As U.S. healthcare reform appeared to be nearing passage at year's end, drugmakers stepped up their spending on lobbying, BNet Pharma reports. During the last quarter of 2009, the pharma business threw millions at the effort, with industry trade group PhRMA leading the way with $6.3 million in spending. For 2009 as a whole, PhRMA spent $26 million on lobbying, a 30 percent year-over-year increase.
Pfizer came in second dollarwise, with $5.6 million for the fourth quarter and $21.9 million for the year. But the world's largest drugmaker also had the largest percentage increase in lobbying expense, with the 2009 total representing an 80 percent year-over-year rise. CEO Jeff Kindler publicly said he fully expected reform to pass, and apparently he put his company's money where his mouth is.
Meanwhile, Amgen spent $3.3 million for the quarter; $12.4 million for the year, a 20 percent increase. And Eli Lilly devoted $2.2 million in Q4 spending to lobbying, $11.2 million for the year.
Now what? With Democrats trying to regroup on a new, perhaps scaled-back version of reform, drugmakers will want a voice in those changes. Some reform critics are actually calling for lawmakers to scrap that much-debated $80 billion cost-cutting deal pharma made with the Senate Finance chief and the White House.

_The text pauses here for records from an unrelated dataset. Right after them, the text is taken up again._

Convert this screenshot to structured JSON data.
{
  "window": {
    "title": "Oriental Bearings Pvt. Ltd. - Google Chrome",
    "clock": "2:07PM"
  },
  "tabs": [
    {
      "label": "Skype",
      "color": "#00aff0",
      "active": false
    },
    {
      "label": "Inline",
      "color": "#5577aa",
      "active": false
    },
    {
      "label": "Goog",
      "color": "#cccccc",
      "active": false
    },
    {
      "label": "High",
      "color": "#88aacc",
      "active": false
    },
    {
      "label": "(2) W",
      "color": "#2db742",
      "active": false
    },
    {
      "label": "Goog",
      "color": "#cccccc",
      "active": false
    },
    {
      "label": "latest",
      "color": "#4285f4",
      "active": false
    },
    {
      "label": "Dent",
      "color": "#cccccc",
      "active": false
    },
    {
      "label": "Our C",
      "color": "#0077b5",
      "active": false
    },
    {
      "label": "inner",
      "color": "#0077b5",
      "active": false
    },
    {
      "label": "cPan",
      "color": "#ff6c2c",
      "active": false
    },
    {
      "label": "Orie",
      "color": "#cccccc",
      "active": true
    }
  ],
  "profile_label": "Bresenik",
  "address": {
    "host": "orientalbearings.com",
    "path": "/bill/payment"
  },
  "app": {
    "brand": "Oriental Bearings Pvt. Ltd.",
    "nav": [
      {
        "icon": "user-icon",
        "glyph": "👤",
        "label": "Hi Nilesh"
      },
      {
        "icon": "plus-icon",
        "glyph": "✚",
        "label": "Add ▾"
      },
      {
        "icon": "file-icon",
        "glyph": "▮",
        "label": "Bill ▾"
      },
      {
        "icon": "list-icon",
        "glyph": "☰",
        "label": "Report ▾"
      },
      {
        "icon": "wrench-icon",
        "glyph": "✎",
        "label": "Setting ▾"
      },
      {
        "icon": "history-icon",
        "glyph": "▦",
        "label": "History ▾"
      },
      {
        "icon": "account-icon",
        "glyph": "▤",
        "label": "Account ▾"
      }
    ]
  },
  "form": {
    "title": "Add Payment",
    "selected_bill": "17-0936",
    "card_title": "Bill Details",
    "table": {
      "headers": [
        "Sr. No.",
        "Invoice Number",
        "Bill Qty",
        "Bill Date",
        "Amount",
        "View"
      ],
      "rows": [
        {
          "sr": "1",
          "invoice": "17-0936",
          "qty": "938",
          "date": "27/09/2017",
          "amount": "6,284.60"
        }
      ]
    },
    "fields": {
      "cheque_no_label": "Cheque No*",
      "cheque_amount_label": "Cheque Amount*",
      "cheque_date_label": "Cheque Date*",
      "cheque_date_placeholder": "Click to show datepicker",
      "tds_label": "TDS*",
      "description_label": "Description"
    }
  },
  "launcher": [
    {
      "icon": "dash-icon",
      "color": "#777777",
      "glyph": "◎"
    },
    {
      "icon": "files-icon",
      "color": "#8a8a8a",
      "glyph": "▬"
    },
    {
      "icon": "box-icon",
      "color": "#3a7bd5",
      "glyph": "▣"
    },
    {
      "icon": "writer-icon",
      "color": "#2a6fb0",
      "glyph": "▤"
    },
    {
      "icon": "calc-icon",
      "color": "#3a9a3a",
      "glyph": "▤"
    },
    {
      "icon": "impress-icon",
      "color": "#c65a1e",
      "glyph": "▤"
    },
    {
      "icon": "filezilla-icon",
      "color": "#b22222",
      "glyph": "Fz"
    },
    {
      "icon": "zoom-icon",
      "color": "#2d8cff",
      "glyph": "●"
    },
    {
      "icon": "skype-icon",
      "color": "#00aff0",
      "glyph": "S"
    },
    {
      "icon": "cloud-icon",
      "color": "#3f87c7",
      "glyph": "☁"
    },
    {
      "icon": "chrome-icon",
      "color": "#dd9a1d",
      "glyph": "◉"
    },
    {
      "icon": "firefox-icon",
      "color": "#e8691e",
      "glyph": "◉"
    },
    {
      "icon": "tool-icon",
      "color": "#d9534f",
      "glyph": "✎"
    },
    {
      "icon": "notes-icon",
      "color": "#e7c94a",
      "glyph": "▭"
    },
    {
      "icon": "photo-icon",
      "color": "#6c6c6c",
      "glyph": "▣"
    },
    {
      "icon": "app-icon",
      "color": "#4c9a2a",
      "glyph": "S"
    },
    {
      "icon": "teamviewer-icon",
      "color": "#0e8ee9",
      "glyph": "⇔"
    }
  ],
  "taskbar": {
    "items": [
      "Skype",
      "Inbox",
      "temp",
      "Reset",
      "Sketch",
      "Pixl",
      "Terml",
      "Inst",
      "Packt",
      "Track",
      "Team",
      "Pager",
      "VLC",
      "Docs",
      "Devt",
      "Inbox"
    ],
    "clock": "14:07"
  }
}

How will drugmakers counter those calls? We'll have to wait and see.